    • Notify your former employer of your new address
    • Keep track of moving expenses, as they may be tax-deductible
  • A job change may affect the amount of taxes you’ll owe for the year
    • Talk with your financial planner or tax preparer to see if tax withholding needs to be increased or decreased

I’m starting a new job – Where do I begin?
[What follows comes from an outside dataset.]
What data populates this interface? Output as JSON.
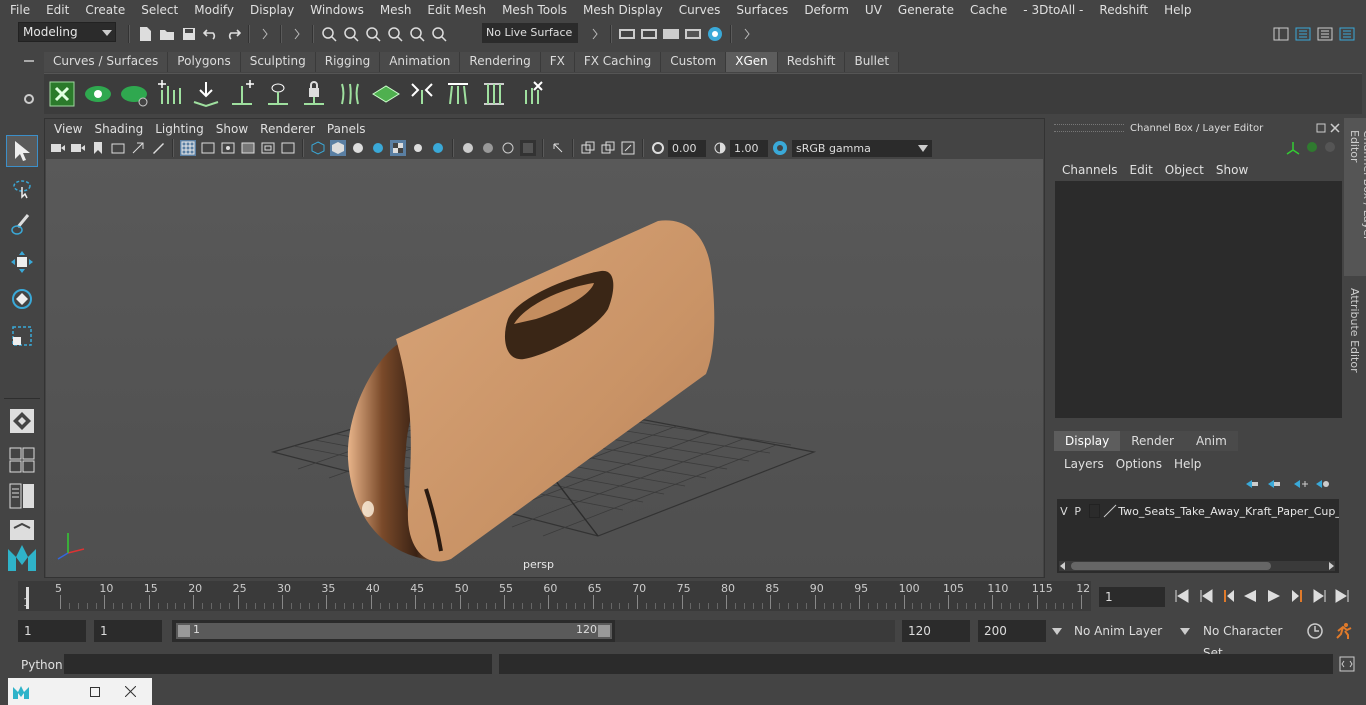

  • Review your new employer’s total benefits package to familiarize yourself with the various options available for retirement, insurance and other perks
  • Are there any irrevocable decisions associated with your position, such as selection of pension plan?
    • If so, carefully consider the pros and cons of each option before locking in
  • Sign up for the company 401(k) plan as soon as you’re eligible
    • Ask if there is a company match, if there is, be sure to contribute enough to receive the maximum match
    • Keep up your retirement savings efforts at the same level, or more, if you received a pay increase with the new job, in order to achieve your retirement goals
  • Evaluate insurance coverage options, costs and start dates
  • Will you have a Flexible Spending Account (FSA) or Health Savings Account (HSA) available?
    • Participating in one or both could reduce your child care and medical costs, as well as provide some tax savings
  • Request direct deposit of your paycheck to maintain continuity of your income
    • Payments will reach your bank account the day your paycheck is issued, and many banks offer free or low-cost checking with direct deposit
  • Estimate your federal and state income tax liabilities
    • A change in salary may change your tax bracket, and may require you to update your withholding amounts and investment strategies
For illustration and discussion purposes only. Not designed to be a comprehensive list. Consult your Human Resources or Benefits Department for more details. The information provided herein is general in nature and should not be considered legal or tax advice. Consult with an attorney or a tax professional regarding your specific legal or tax situation.

Written By Johnson Bixby